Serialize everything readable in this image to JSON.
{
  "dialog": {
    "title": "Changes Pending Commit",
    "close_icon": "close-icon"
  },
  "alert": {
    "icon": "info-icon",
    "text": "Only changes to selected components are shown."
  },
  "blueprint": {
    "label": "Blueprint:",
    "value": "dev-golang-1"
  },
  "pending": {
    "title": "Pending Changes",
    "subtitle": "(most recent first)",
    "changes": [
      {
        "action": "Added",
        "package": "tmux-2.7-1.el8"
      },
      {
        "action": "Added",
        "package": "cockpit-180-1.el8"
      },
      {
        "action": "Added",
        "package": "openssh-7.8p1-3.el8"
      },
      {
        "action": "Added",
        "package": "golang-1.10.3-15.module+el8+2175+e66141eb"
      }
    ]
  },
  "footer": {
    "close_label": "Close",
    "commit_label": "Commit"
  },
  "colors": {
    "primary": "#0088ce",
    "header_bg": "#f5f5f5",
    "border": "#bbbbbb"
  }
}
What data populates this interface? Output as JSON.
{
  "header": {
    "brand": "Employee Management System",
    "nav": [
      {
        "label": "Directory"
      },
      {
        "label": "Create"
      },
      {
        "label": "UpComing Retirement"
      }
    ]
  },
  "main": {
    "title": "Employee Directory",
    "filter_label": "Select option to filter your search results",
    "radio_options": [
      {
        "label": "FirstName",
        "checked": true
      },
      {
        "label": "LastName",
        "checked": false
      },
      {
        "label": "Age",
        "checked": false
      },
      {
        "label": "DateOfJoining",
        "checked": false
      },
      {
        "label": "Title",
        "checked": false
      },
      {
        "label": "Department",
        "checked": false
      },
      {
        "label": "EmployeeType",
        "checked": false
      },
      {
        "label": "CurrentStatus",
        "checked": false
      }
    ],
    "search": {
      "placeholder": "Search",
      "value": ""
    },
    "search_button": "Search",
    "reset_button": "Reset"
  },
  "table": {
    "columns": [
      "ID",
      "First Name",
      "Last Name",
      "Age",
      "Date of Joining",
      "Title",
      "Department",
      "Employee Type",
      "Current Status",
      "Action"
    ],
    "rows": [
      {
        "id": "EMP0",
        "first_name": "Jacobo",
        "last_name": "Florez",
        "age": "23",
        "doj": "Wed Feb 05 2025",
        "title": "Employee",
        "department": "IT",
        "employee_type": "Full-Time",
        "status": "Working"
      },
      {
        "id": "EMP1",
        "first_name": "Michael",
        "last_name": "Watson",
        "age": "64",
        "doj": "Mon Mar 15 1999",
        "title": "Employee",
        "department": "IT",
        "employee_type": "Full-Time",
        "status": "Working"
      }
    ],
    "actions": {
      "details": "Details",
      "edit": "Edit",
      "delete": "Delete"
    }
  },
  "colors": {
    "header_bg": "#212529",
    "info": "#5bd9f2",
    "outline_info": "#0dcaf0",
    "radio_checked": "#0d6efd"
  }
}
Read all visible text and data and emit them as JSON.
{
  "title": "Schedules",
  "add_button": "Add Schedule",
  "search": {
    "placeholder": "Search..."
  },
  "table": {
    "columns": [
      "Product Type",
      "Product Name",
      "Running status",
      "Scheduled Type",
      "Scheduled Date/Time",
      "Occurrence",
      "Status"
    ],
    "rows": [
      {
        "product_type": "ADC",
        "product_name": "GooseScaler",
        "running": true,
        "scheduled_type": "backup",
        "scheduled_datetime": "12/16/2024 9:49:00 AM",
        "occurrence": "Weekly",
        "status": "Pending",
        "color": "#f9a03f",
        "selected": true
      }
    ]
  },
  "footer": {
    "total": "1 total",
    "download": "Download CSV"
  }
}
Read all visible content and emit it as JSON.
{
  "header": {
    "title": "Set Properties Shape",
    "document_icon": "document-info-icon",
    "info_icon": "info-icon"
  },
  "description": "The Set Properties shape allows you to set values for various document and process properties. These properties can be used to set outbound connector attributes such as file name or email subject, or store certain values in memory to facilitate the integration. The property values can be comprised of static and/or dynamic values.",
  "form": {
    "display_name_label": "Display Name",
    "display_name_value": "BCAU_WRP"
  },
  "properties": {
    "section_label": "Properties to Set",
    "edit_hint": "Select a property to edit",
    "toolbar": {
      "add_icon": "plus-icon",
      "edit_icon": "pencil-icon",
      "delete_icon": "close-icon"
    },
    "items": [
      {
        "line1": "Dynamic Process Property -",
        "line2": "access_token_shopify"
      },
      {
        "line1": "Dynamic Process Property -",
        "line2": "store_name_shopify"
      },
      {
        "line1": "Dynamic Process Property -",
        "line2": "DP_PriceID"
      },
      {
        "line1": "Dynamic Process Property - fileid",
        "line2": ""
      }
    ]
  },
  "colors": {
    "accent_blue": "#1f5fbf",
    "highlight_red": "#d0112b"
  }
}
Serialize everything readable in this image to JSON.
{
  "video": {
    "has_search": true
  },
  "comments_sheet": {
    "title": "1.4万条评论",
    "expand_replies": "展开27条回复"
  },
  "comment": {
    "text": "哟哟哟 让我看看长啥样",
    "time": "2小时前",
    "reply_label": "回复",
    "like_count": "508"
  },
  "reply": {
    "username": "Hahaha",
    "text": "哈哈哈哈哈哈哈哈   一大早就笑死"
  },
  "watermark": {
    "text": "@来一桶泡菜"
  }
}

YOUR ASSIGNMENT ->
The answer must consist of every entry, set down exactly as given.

FINISHED TASK ->
Serialize everything readable in this image to JSON.
{
  "dialog": {
    "title": "Changes Pending Commit",
    "close_icon": "close-icon"
  },
  "alert": {
    "icon": "info-icon",
    "text": "Only changes to selected components are shown."
  },
  "blueprint": {
    "label": "Blueprint:",
    "value": "dev-golang-1"
  },
  "pending": {
    "title": "Pending Changes",
    "subtitle": "(most recent first)",
    "changes": [
      {
        "action": "Added",
        "package": "tmux-2.7-1.el8"
      },
      {
        "action": "Added",
        "package": "cockpit-180-1.el8"
      },
      {
        "action": "Added",
        "package": "openssh-7.8p1-3.el8"
      },
      {
        "action": "Added",
        "package": "golang-1.10.3-15.module+el8+2175+e66141eb"
      }
    ]
  },
  "footer": {
    "close_label": "Close",
    "commit_label": "Commit"
  },
  "colors": {
    "primary": "#0088ce",
    "header_bg": "#f5f5f5",
    "border": "#bbbbbb"
  }
}
What data populates this interface? Output as JSON.
{
  "header": {
    "brand": "Employee Management System",
    "nav": [
      {
        "label": "Directory"
      },
      {
        "label": "Create"
      },
      {
        "label": "UpComing Retirement"
      }
    ]
  },
  "main": {
    "title": "Employee Directory",
    "filter_label": "Select option to filter your search results",
    "radio_options": [
      {
        "label": "FirstName",
        "checked": true
      },
      {
        "label": "LastName",
        "checked": false
      },
      {
        "label": "Age",
        "checked": false
      },
      {
        "label": "DateOfJoining",
        "checked": false
      },
      {
        "label": "Title",
        "checked": false
      },
      {
        "label": "Department",
        "checked": false
      },
      {
        "label": "EmployeeType",
        "checked": false
      },
      {
        "label": "CurrentStatus",
        "checked": false
      }
    ],
    "search": {
      "placeholder": "Search",
      "value": ""
    },
    "search_button": "Search",
    "reset_button": "Reset"
  },
  "table": {
    "columns": [
      "ID",
      "First Name",
      "Last Name",
      "Age",
      "Date of Joining",
      "Title",
      "Department",
      "Employee Type",
      "Current Status",
      "Action"
    ],
    "rows": [
      {
        "id": "EMP0",
        "first_name": "Jacobo",
        "last_name": "Florez",
        "age": "23",
        "doj": "Wed Feb 05 2025",
        "title": "Employee",
        "department": "IT",
        "employee_type": "Full-Time",
        "status": "Working"
      },
      {
        "id": "EMP1",
        "first_name": "Michael",
        "last_name": "Watson",
        "age": "64",
        "doj": "Mon Mar 15 1999",
        "title": "Employee",
        "department": "IT",
        "employee_type": "Full-Time",
        "status": "Working"
      }
    ],
    "actions": {
      "details": "Details",
      "edit": "Edit",
      "delete": "Delete"
    }
  },
  "colors": {
    "header_bg": "#212529",
    "info": "#5bd9f2",
    "outline_info": "#0dcaf0",
    "radio_checked": "#0d6efd"
  }
}
Read all visible text and data and emit them as JSON.
{
  "title": "Schedules",
  "add_button": "Add Schedule",
  "search": {
    "placeholder": "Search..."
  },
  "table": {
    "columns": [
      "Product Type",
      "Product Name",
      "Running status",
      "Scheduled Type",
      "Scheduled Date/Time",
      "Occurrence",
      "Status"
    ],
    "rows": [
      {
        "product_type": "ADC",
        "product_name": "GooseScaler",
        "running": true,
        "scheduled_type": "backup",
        "scheduled_datetime": "12/16/2024 9:49:00 AM",
        "occurrence": "Weekly",
        "status": "Pending",
        "color": "#f9a03f",
        "selected": true
      }
    ]
  },
  "footer": {
    "total": "1 total",
    "download": "Download CSV"
  }
}
Read all visible content and emit it as JSON.
{
  "header": {
    "title": "Set Properties Shape",
    "document_icon": "document-info-icon",
    "info_icon": "info-icon"
  },
  "description": "The Set Properties shape allows you to set values for various document and process properties. These properties can be used to set outbound connector attributes such as file name or email subject, or store certain values in memory to facilitate the integration. The property values can be comprised of static and/or dynamic values.",
  "form": {
    "display_name_label": "Display Name",
    "display_name_value": "BCAU_WRP"
  },
  "properties": {
    "section_label": "Properties to Set",
    "edit_hint": "Select a property to edit",
    "toolbar": {
      "add_icon": "plus-icon",
      "edit_icon": "pencil-icon",
      "delete_icon": "close-icon"
    },
    "items": [
      {
        "line1": "Dynamic Process Property -",
        "line2": "access_token_shopify"
      },
      {
        "line1": "Dynamic Process Property -",
        "line2": "store_name_shopify"
      },
      {
        "line1": "Dynamic Process Property -",
        "line2": "DP_PriceID"
      },
      {
        "line1": "Dynamic Process Property - fileid",
        "line2": ""
      }
    ]
  },
  "colors": {
    "accent_blue": "#1f5fbf",
    "highlight_red": "#d0112b"
  }
}
Serialize everything readable in this image to JSON.
{
  "video": {
    "has_search": true
  },
  "comments_sheet": {
    "title": "1.4万条评论",
    "expand_replies": "展开27条回复"
  },
  "comment": {
    "text": "哟哟哟 让我看看长啥样",
    "time": "2小时前",
    "reply_label": "回复",
    "like_count": "508"
  },
  "reply": {
    "username": "Hahaha",
    "text": "哈哈哈哈哈哈哈哈   一大早就笑死"
  },
  "watermark": {
    "text": "@来一桶泡菜"
  }
}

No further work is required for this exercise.